"""

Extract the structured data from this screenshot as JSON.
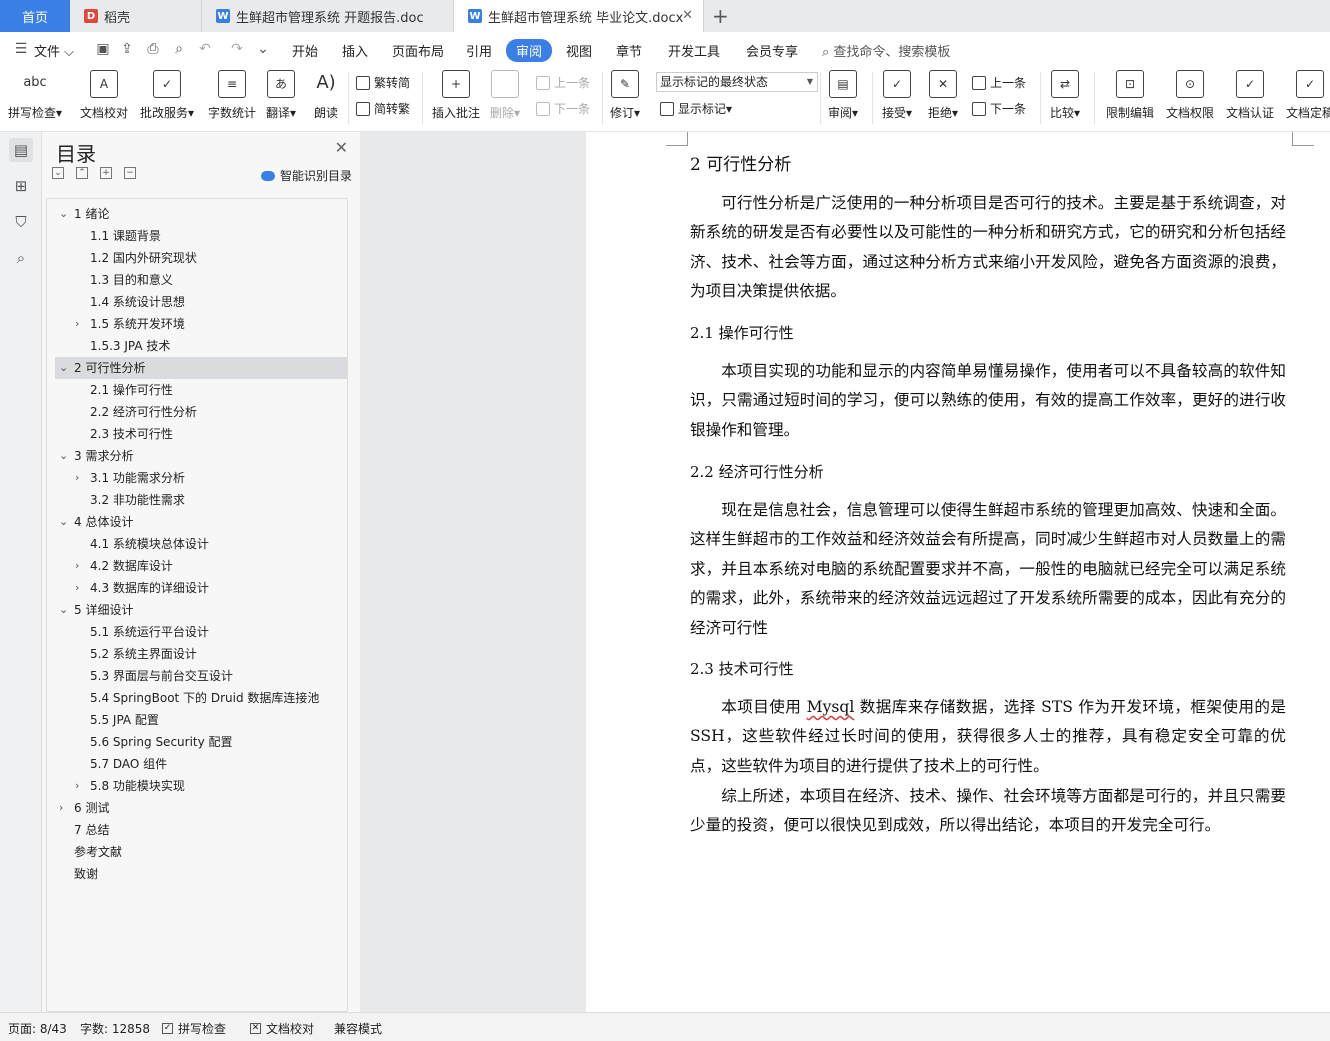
{
  "tabs": {
    "home": "首页",
    "daoke": "稻壳",
    "doc1": "生鲜超市管理系统 开题报告.doc",
    "doc2": "生鲜超市管理系统 毕业论文.docx",
    "add": "+"
  },
  "menu": {
    "file": "文件",
    "items": [
      "开始",
      "插入",
      "页面布局",
      "引用",
      "审阅",
      "视图",
      "章节",
      "开发工具",
      "会员专享"
    ],
    "search": "查找命令、搜索模板"
  },
  "ribbon": {
    "spell_check": "拼写检查",
    "doc_proof": "文档校对",
    "batch_service": "批改服务",
    "word_count": "字数统计",
    "translate": "翻译",
    "read_aloud": "朗读",
    "trad_to_simp": "繁转简",
    "simp_to_trad": "简转繁",
    "insert_comment": "插入批注",
    "delete": "删除",
    "prev_comment": "上一条",
    "next_comment": "下一条",
    "revise": "修订",
    "show_state": "显示标记的最终状态",
    "show_marks": "显示标记",
    "review": "审阅",
    "accept": "接受",
    "reject": "拒绝",
    "prev_change": "上一条",
    "next_change": "下一条",
    "compare": "比较",
    "restrict_edit": "限制编辑",
    "doc_rights": "文档权限",
    "doc_cert": "文档认证",
    "doc_final": "文档定稿"
  },
  "toc": {
    "title": "目录",
    "smart": "智能识别目录",
    "items": [
      {
        "text": "1 绪论",
        "level": 1,
        "arrow": "down"
      },
      {
        "text": "1.1  课题背景",
        "level": 2,
        "arrow": ""
      },
      {
        "text": "1.2  国内外研究现状",
        "level": 2,
        "arrow": ""
      },
      {
        "text": "1.3  目的和意义",
        "level": 2,
        "arrow": ""
      },
      {
        "text": "1.4  系统设计思想",
        "level": 2,
        "arrow": ""
      },
      {
        "text": "1.5  系统开发环境",
        "level": 2,
        "arrow": "right"
      },
      {
        "text": "1.5.3    JPA 技术",
        "level": 2,
        "arrow": ""
      },
      {
        "text": "2 可行性分析",
        "level": 1,
        "arrow": "down",
        "active": true
      },
      {
        "text": "2.1  操作可行性",
        "level": 2,
        "arrow": ""
      },
      {
        "text": "2.2  经济可行性分析",
        "level": 2,
        "arrow": ""
      },
      {
        "text": "2.3  技术可行性",
        "level": 2,
        "arrow": ""
      },
      {
        "text": "3 需求分析",
        "level": 1,
        "arrow": "down"
      },
      {
        "text": "3.1  功能需求分析",
        "level": 2,
        "arrow": "right"
      },
      {
        "text": "3.2  非功能性需求",
        "level": 2,
        "arrow": ""
      },
      {
        "text": "4 总体设计",
        "level": 1,
        "arrow": "down"
      },
      {
        "text": "4.1  系统模块总体设计",
        "level": 2,
        "arrow": ""
      },
      {
        "text": "4.2  数据库设计",
        "level": 2,
        "arrow": "right"
      },
      {
        "text": "4.3 数据库的详细设计",
        "level": 2,
        "arrow": "right"
      },
      {
        "text": "5 详细设计",
        "level": 1,
        "arrow": "down"
      },
      {
        "text": "5.1  系统运行平台设计",
        "level": 2,
        "arrow": ""
      },
      {
        "text": "5.2  系统主界面设计",
        "level": 2,
        "arrow": ""
      },
      {
        "text": "5.3  界面层与前台交互设计",
        "level": 2,
        "arrow": ""
      },
      {
        "text": "5.4 SpringBoot 下的 Druid 数据库连接池",
        "level": 2,
        "arrow": ""
      },
      {
        "text": "5.5 JPA 配置",
        "level": 2,
        "arrow": ""
      },
      {
        "text": "5.6 Spring Security 配置",
        "level": 2,
        "arrow": ""
      },
      {
        "text": "5.7 DAO 组件",
        "level": 2,
        "arrow": ""
      },
      {
        "text": "5.8  功能模块实现",
        "level": 2,
        "arrow": "right"
      },
      {
        "text": "6 测试",
        "level": 1,
        "arrow": "right"
      },
      {
        "text": "7 总结",
        "level": 1,
        "arrow": ""
      },
      {
        "text": "参考文献",
        "level": 1,
        "arrow": ""
      },
      {
        "text": "致谢",
        "level": 1,
        "arrow": ""
      }
    ]
  },
  "document": {
    "h_main": "2 可行性分析",
    "p_intro": "可行性分析是广泛使用的一种分析项目是否可行的技术。主要是基于系统调查，对新系统的研发是否有必要性以及可能性的一种分析和研究方式，它的研究和分析包括经济、技术、社会等方面，通过这种分析方式来缩小开发风险，避免各方面资源的浪费，为项目决策提供依据。",
    "h_op": "2.1  操作可行性",
    "p_op": "本项目实现的功能和显示的内容简单易懂易操作，使用者可以不具备较高的软件知识，只需通过短时间的学习，便可以熟练的使用，有效的提高工作效率，更好的进行收银操作和管理。",
    "h_econ": "2.2  经济可行性分析",
    "p_econ": " 现在是信息社会，信息管理可以使得生鲜超市系统的管理更加高效、快速和全面。这样生鲜超市的工作效益和经济效益会有所提高，同时减少生鲜超市对人员数量上的需求，并且本系统对电脑的系统配置要求并不高，一般性的电脑就已经完全可以满足系统的需求，此外，系统带来的经济效益远远超过了开发系统所需要的成本，因此有充分的经济可行性",
    "h_tech": "2.3  技术可行性",
    "p_tech_a": "本项目使用 ",
    "p_tech_word": "Mysql",
    "p_tech_b": " 数据库来存储数据，选择 STS 作为开发环境，框架使用的是 SSH，这些软件经过长时间的使用，获得很多人士的推荐，具有稳定安全可靠的优点，这些软件为项目的进行提供了技术上的可行性。",
    "p_summary": "综上所述，本项目在经济、技术、操作、社会环境等方面都是可行的，并且只需要少量的投资，便可以很快见到成效，所以得出结论，本项目的开发完全可行。"
  },
  "status": {
    "page": "页面: 8/43",
    "words": "字数: 12858",
    "spell": "拼写检查",
    "proof": "文档校对",
    "compat": "兼容模式"
  }
}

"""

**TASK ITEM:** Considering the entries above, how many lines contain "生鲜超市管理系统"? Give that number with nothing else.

**RESPONSE TO THE EXERCISE:** 2